Requirement: Every record below should be repeated exactly, with the pictures left out.

Stored dataset items:
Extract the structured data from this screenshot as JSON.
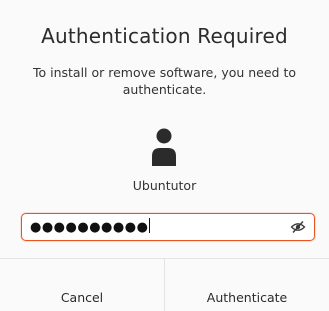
{
  "dialog": {
    "title": "Authentication Required",
    "message": "To install or remove software, you need to authenticate.",
    "user_name": "Ubuntutor",
    "password_mask": "●●●●●●●●●●",
    "cancel_label": "Cancel",
    "authenticate_label": "Authenticate",
    "accent_color": "#e95420",
    "reveal_icon": "eye-slash-icon",
    "avatar_icon": "user-avatar-icon"
  }
}
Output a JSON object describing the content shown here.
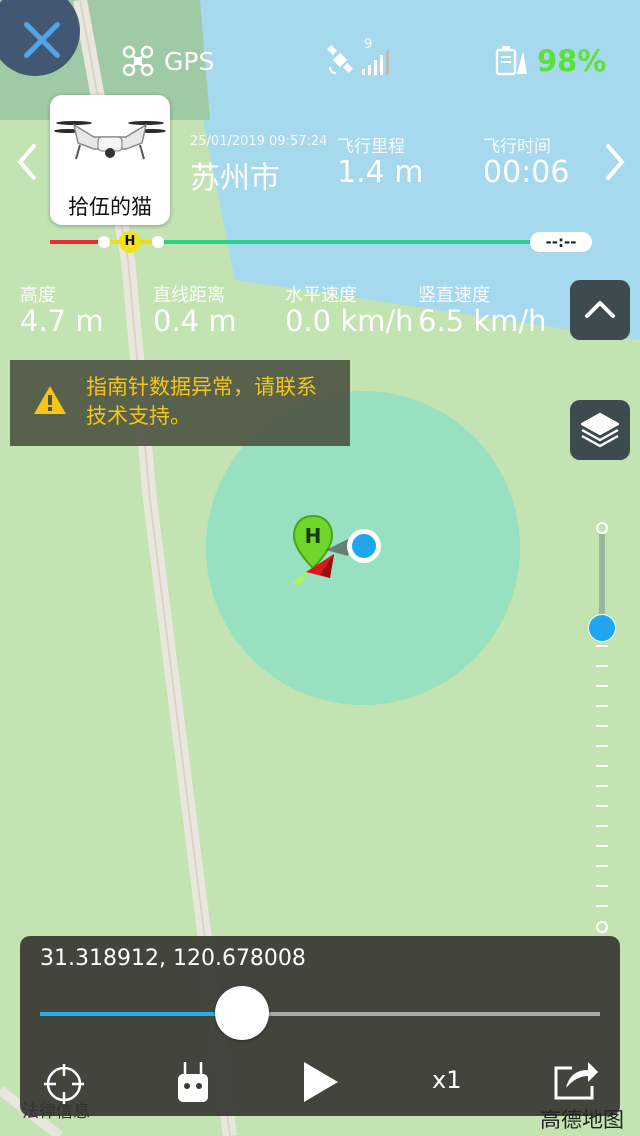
{
  "status": {
    "gps_label": "GPS",
    "satellite_count": "9",
    "battery_percent": "98%"
  },
  "flight": {
    "drone_name": "拾伍的猫",
    "datetime": "25/01/2019 09:57:24",
    "city": "苏州市",
    "distance_label": "飞行里程",
    "distance_value": "1.4 m",
    "time_label": "飞行时间",
    "time_value": "00:06",
    "timeline_end": "--:--",
    "home_marker": "H"
  },
  "metrics": [
    {
      "label": "高度",
      "value": "4.7 m"
    },
    {
      "label": "直线距离",
      "value": "0.4 m"
    },
    {
      "label": "水平速度",
      "value": "0.0 km/h"
    },
    {
      "label": "竖直速度",
      "value": "6.5 km/h"
    }
  ],
  "warning": {
    "text": "指南针数据异常，请联系技术支持。"
  },
  "map": {
    "home_marker": "H",
    "legal_text": "法律信息",
    "provider": "高德地图"
  },
  "playback": {
    "coordinates": "31.318912, 120.678008",
    "progress": 0.36,
    "speed": "x1"
  },
  "altitude_level": 0.24,
  "colors": {
    "battery": "#5ee03a",
    "warning": "#f5c518",
    "track": "#1fb1e8",
    "home_green": "#6fd62a"
  }
}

Solution to this problem:
Extract the structured data from this screenshot as JSON.
{
  "dialog": {
    "title": "Authentication Required",
    "message": "To install or remove software, you need to authenticate.",
    "user_name": "Ubuntutor",
    "password_mask": "●●●●●●●●●●",
    "cancel_label": "Cancel",
    "authenticate_label": "Authenticate",
    "accent_color": "#e95420",
    "reveal_icon": "eye-slash-icon",
    "avatar_icon": "user-avatar-icon"
  }
}
Output a JSON object describing the content shown here.
{
  "status": {
    "gps_label": "GPS",
    "satellite_count": "9",
    "battery_percent": "98%"
  },
  "flight": {
    "drone_name": "拾伍的猫",
    "datetime": "25/01/2019 09:57:24",
    "city": "苏州市",
    "distance_label": "飞行里程",
    "distance_value": "1.4 m",
    "time_label": "飞行时间",
    "time_value": "00:06",
    "timeline_end": "--:--",
    "home_marker": "H"
  },
  "metrics": [
    {
      "label": "高度",
      "value": "4.7 m"
    },
    {
      "label": "直线距离",
      "value": "0.4 m"
    },
    {
      "label": "水平速度",
      "value": "0.0 km/h"
    },
    {
      "label": "竖直速度",
      "value": "6.5 km/h"
    }
  ],
  "warning": {
    "text": "指南针数据异常，请联系技术支持。"
  },
  "map": {
    "home_marker": "H",
    "legal_text": "法律信息",
    "provider": "高德地图"
  },
  "playback": {
    "coordinates": "31.318912, 120.678008",
    "progress": 0.36,
    "speed": "x1"
  },
  "altitude_level": 0.24,
  "colors": {
    "battery": "#5ee03a",
    "warning": "#f5c518",
    "track": "#1fb1e8",
    "home_green": "#6fd62a"
  }
}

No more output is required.